I’ve been doing a lot of interior design talk for a while now. I want to switch gears; change hats if you will and chat a bit about real estate home staging. You may or may not know this about me, but I am both an interior stylist and real estate stager. Some may think these skills sets go hand-in-hand, and there is some truth to that. Some truth. Having been educated and working in both fields, I can tell you the role and skill set of a home stager is quite different than the role and skill set of an interior stylist or decorator. By popular opinion, home staging is thought to be a lighter or fluffier, unnecessary or frivolous means to an end. Whereas, interior styling typically comes with more respect and even a prestige of sorts; that somehow it’s reserved only for the affluent. Both thoughts are completely untrue…but, I digress…let me dial things back and share a recent story with you.
As a home stager, it’s safe to say, I love going to open houses. Call it research. Well, it just so happened that a home on my street was holding an open house recently and I stopped by. I had previewed the pictures on the MLS listing and it appeared my neighbour was in good hands with his/her realtor. The photography was good, the copy was descriptive and painted a picture in your mind of what the home had to offer and it even looked as though the home had been professionally staged. (I should add…I don’t actually know this neighbour, so I wasn’t being that noisy neighbour that crashes open houses…it really was professional driven research!)

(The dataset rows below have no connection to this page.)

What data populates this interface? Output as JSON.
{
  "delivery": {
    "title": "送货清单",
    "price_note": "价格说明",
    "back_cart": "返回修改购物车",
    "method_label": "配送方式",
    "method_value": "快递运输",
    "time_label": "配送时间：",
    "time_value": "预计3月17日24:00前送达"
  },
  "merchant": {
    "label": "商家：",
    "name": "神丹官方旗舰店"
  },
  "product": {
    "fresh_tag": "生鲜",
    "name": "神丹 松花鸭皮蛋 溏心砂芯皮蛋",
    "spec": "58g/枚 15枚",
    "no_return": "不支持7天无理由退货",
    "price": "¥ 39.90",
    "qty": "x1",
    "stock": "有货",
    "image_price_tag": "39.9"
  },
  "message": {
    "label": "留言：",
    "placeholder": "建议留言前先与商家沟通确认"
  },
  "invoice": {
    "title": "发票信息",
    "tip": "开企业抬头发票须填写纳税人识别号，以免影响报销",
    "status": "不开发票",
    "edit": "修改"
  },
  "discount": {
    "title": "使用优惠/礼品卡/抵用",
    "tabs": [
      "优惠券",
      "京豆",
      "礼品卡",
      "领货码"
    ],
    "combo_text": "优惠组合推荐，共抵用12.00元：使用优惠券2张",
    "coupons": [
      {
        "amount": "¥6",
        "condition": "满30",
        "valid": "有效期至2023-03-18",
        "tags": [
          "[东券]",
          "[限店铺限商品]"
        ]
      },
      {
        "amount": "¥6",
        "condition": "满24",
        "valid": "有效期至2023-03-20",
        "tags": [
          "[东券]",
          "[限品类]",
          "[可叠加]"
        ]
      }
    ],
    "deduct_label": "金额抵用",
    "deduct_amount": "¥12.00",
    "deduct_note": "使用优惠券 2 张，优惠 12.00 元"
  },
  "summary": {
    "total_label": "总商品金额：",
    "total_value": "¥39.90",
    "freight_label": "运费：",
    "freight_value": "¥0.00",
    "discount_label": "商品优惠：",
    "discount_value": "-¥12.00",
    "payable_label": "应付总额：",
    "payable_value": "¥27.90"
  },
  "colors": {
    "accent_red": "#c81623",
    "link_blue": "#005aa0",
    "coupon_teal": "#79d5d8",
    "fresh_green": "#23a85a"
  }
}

When I walked into the house with my stager’s hat on, looking through the eyes of a CSP, I could tell immediately that the styling was not the work of a professional. Don’t get me wrong, the space looked good. It was spotless and ready for presentation. It was even updated with some modern and fresh styling choices. But just inside the doorway, I could spot at least 5 staging errors before the tour even started. These errors won’t stop the compliments that potential home buyers will offer as they tour the property. In fact, most realtors would think they were working with a talented home owner; a dream client who understands the importance of first impressions and all. But if you listen closely to the comments mixed in with the compliments, there were definite objections being revealed. “Oh, there’s no real entry way…where do we put our shoes?,” “Is this the only living space…it’s small,” and “I wouldn’t do purple accents in here.” Slowly, but surely the potential buyers were talking themselves out of what really was a great little home. All of these objections, whether verbalized or not, are running through the minds of home buyers and can make the difference in selling fast and/or getting the best possible value for your home. The neighbour’s home sold, but it sat longer than a few other comparable professionally staged properties in the area. Of course it would sell in this market, but I can’t help but wonder, how much money did they leave on the oversized kitchen table just because they thought they had a knack for decorating?
Can you see it? The BEFORE pic looks pretty darn good, right? But, it’s what you can’t see in the AFTER picture that’s working on the emotional and subconscious thoughts of your potential home buyer.
A professional home stager does tap into design and decor, but more often than not, staging contradicts the “rules of interior design.” A good home stager is more concerned with buying behaviours and has a great marketing mind. I realize how easy it all looks on all the home shows on HGTV. Re-arrange the furniture, slap on a fresh coat of paint, add pillows, pillows, and more pillows and you’re ready for multiple offers! It makes sense though when you think about it… professionals always make what they do seem easy to others. Just like a great actor, Olympic athlete, an amazing chef…or whatever the profession, there’s a lot of training, research and experience that goes into being great at what you do. The same is true of the skills that professional stagers possess.
A lot of people shy away from staging professionally because they think it’s going to be a huge investment and result in a minor or even major renovation. That’s not always the case. Again, through the untrained eye, the BEFORE kitchen seems good to go. In the AFTER image, no major reno at all, but there are several intentional choices designed to trigger positive buying signals and bring out the best that existing kitchen has to offer.
So, if you have an HGTV lovin’ friend or your sister-in-law loves to decorate, remember that they really don’t have what it takes to stage your most valuable asset. With the prime home selling season closing in on us now, I wanted to share this little lesson on staging. What’s the lesson? If you’re looking to sell your home before the snow flies, you need a pro stager!